- WORK ORDER
Count the lines holding the string "handle" in the records, and give only the count.

Segment Start: SUPPLIED RECORDS

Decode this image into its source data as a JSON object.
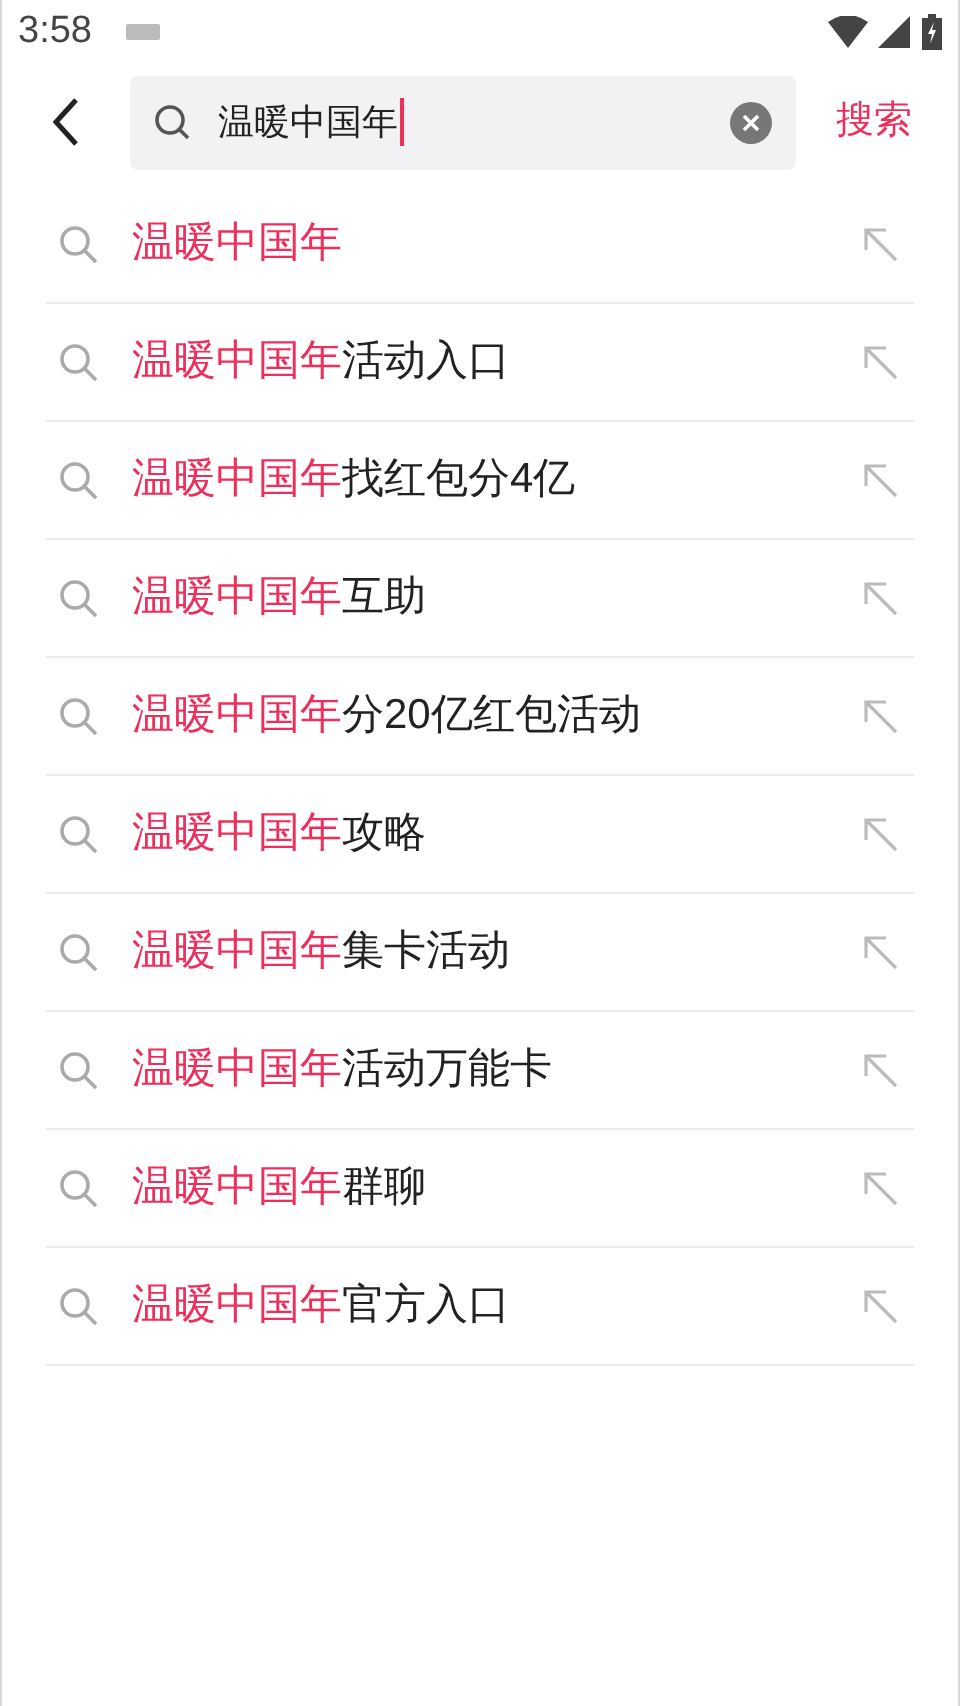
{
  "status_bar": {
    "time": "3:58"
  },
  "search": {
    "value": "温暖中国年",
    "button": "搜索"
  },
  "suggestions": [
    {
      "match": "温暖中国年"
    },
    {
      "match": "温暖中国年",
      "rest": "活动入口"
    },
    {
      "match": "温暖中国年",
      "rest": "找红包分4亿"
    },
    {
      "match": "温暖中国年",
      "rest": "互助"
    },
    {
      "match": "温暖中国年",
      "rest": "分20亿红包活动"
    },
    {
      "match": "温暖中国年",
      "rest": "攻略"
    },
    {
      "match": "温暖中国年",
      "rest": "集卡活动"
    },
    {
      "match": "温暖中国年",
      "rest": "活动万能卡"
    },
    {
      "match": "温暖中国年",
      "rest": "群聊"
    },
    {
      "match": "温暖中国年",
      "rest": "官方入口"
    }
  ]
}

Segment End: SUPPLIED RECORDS
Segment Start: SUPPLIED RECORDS

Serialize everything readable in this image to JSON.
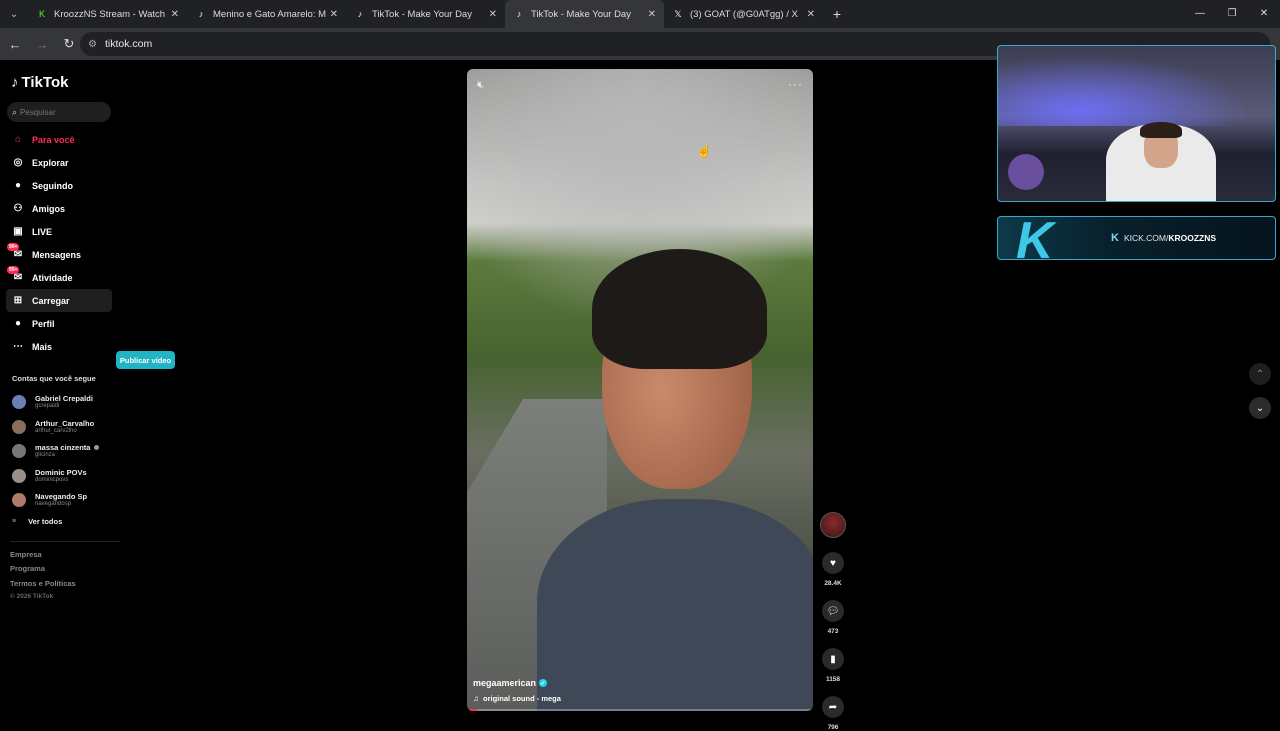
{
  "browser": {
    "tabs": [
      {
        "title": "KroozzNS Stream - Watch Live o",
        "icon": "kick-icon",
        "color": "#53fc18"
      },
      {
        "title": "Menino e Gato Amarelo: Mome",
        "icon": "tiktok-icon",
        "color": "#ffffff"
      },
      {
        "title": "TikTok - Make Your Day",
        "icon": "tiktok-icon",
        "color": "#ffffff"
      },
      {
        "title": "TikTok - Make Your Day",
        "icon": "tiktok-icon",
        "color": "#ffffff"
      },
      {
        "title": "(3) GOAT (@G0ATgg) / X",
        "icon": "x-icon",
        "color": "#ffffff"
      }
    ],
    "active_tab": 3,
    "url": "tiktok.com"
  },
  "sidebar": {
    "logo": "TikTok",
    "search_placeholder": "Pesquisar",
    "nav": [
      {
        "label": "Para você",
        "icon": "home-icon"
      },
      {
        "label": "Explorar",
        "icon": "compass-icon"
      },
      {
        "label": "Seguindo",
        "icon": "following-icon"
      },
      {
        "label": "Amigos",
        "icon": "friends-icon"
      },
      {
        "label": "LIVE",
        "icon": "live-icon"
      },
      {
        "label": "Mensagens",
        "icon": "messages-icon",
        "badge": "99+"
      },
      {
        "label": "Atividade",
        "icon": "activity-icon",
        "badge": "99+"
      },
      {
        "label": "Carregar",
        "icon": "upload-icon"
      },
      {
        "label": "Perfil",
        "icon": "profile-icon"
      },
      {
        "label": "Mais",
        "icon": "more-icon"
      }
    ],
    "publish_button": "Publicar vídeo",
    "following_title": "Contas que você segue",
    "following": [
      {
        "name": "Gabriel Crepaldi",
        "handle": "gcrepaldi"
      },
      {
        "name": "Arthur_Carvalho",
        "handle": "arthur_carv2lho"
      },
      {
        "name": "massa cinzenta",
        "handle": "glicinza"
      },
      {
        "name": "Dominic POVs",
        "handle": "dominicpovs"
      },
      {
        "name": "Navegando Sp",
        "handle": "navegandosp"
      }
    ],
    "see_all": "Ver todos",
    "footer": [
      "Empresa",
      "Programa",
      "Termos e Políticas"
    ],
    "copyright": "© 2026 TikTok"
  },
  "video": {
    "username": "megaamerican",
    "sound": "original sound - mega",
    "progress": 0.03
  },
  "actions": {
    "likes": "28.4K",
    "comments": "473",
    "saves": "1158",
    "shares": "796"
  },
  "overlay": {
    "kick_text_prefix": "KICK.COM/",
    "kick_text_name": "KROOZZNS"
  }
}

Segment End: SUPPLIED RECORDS

- ANSWER TO THIS PROBLEM
5